━━━━━ MATERIAL FOR THIS EXERCISE

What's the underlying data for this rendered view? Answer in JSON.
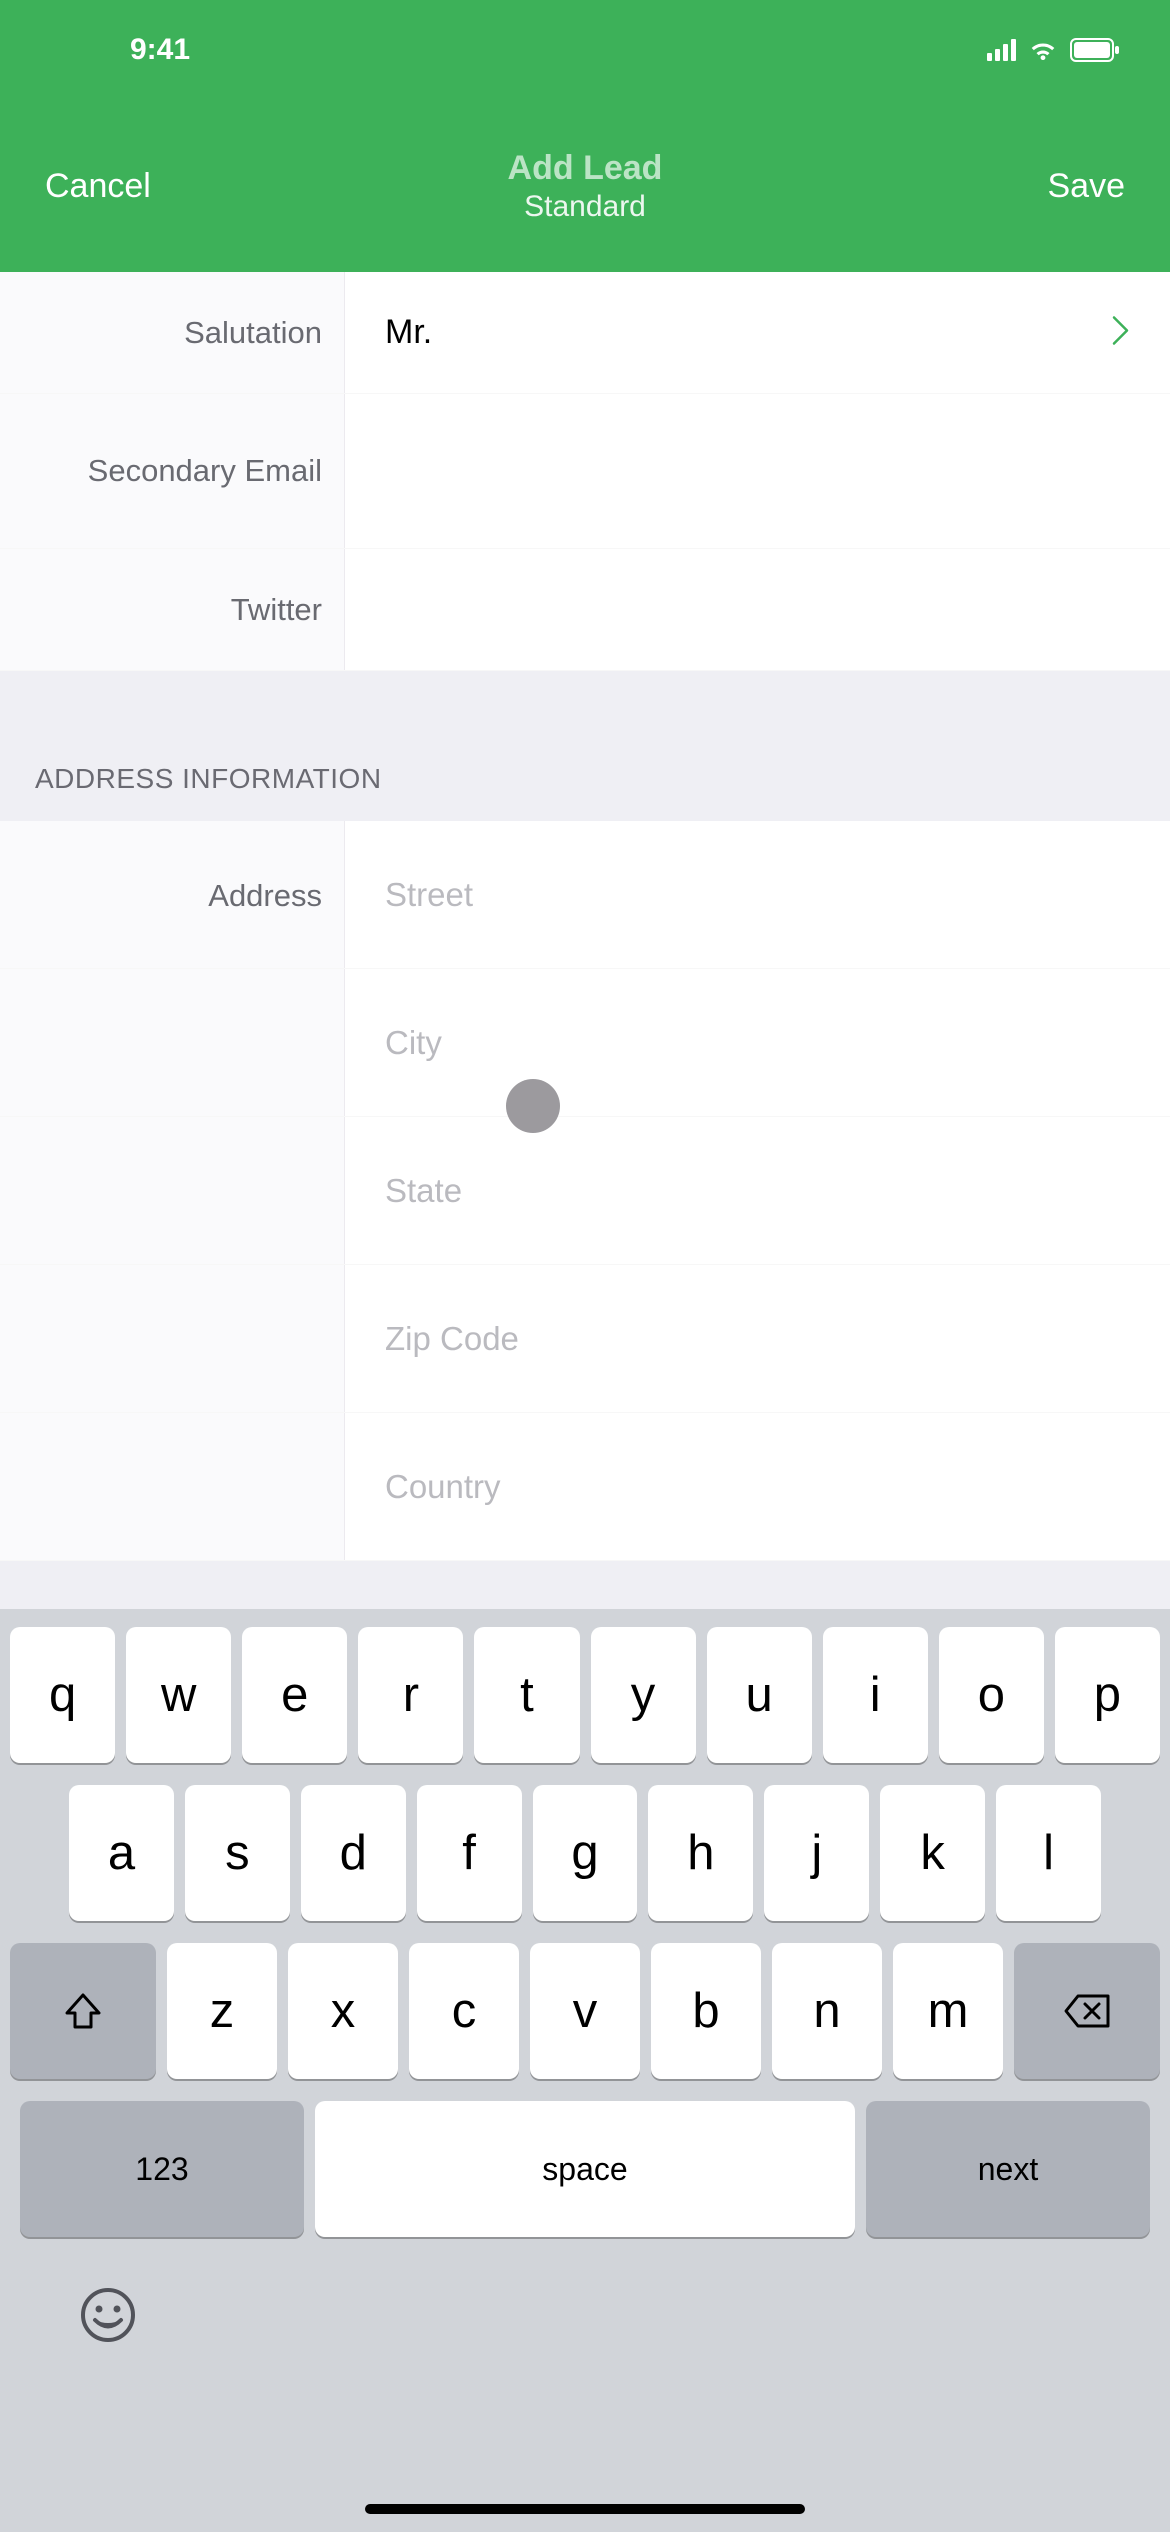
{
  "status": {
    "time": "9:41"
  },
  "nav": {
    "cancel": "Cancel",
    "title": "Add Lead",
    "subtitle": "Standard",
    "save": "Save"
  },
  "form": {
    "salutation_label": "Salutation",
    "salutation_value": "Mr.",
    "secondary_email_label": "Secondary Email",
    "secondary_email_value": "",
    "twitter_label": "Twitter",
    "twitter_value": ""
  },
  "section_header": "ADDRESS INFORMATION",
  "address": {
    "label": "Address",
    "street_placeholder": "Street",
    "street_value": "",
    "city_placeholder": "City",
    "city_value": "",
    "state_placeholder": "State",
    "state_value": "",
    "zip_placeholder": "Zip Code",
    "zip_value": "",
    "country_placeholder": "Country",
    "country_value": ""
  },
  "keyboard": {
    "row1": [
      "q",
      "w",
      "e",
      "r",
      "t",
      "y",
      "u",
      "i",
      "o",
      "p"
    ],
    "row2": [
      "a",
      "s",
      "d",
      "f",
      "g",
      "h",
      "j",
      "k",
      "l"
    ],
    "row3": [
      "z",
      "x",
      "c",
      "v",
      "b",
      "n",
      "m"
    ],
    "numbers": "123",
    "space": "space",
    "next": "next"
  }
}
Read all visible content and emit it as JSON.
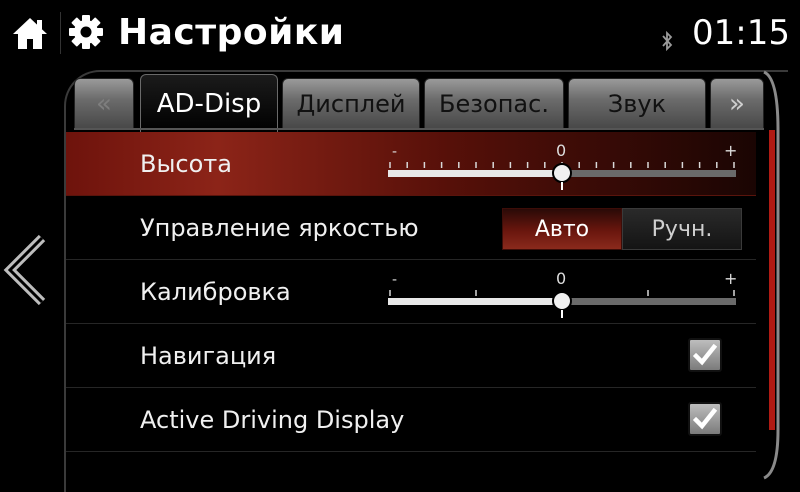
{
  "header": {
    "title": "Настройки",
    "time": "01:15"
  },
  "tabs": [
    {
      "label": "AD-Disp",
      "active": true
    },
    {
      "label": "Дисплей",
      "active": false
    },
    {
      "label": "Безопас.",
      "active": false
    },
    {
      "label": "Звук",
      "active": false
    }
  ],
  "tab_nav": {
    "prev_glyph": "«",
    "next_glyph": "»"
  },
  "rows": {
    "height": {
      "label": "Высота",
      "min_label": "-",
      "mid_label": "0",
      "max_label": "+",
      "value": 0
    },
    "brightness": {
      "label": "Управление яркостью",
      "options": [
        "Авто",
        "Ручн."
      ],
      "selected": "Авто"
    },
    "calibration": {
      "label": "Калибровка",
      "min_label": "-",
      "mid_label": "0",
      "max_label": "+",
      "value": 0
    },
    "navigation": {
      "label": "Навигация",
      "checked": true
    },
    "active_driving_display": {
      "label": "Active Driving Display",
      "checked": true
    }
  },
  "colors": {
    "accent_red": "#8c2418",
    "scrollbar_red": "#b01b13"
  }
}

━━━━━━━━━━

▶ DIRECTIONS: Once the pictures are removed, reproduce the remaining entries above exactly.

▶ ANSWER SPACE:
What's the underlying data for this rendered view? Answer in JSON.
{
  "status": {
    "time": "9:41"
  },
  "nav": {
    "cancel": "Cancel",
    "title": "Add Lead",
    "subtitle": "Standard",
    "save": "Save"
  },
  "form": {
    "salutation_label": "Salutation",
    "salutation_value": "Mr.",
    "secondary_email_label": "Secondary Email",
    "secondary_email_value": "",
    "twitter_label": "Twitter",
    "twitter_value": ""
  },
  "section_header": "ADDRESS INFORMATION",
  "address": {
    "label": "Address",
    "street_placeholder": "Street",
    "street_value": "",
    "city_placeholder": "City",
    "city_value": "",
    "state_placeholder": "State",
    "state_value": "",
    "zip_placeholder": "Zip Code",
    "zip_value": "",
    "country_placeholder": "Country",
    "country_value": ""
  },
  "keyboard": {
    "row1": [
      "q",
      "w",
      "e",
      "r",
      "t",
      "y",
      "u",
      "i",
      "o",
      "p"
    ],
    "row2": [
      "a",
      "s",
      "d",
      "f",
      "g",
      "h",
      "j",
      "k",
      "l"
    ],
    "row3": [
      "z",
      "x",
      "c",
      "v",
      "b",
      "n",
      "m"
    ],
    "numbers": "123",
    "space": "space",
    "next": "next"
  }
}
Read all visible content and emit it as JSON.
{
  "header": {
    "title": "Настройки",
    "time": "01:15"
  },
  "tabs": [
    {
      "label": "AD-Disp",
      "active": true
    },
    {
      "label": "Дисплей",
      "active": false
    },
    {
      "label": "Безопас.",
      "active": false
    },
    {
      "label": "Звук",
      "active": false
    }
  ],
  "tab_nav": {
    "prev_glyph": "«",
    "next_glyph": "»"
  },
  "rows": {
    "height": {
      "label": "Высота",
      "min_label": "-",
      "mid_label": "0",
      "max_label": "+",
      "value": 0
    },
    "brightness": {
      "label": "Управление яркостью",
      "options": [
        "Авто",
        "Ручн."
      ],
      "selected": "Авто"
    },
    "calibration": {
      "label": "Калибровка",
      "min_label": "-",
      "mid_label": "0",
      "max_label": "+",
      "value": 0
    },
    "navigation": {
      "label": "Навигация",
      "checked": true
    },
    "active_driving_display": {
      "label": "Active Driving Display",
      "checked": true
    }
  },
  "colors": {
    "accent_red": "#8c2418",
    "scrollbar_red": "#b01b13"
  }
}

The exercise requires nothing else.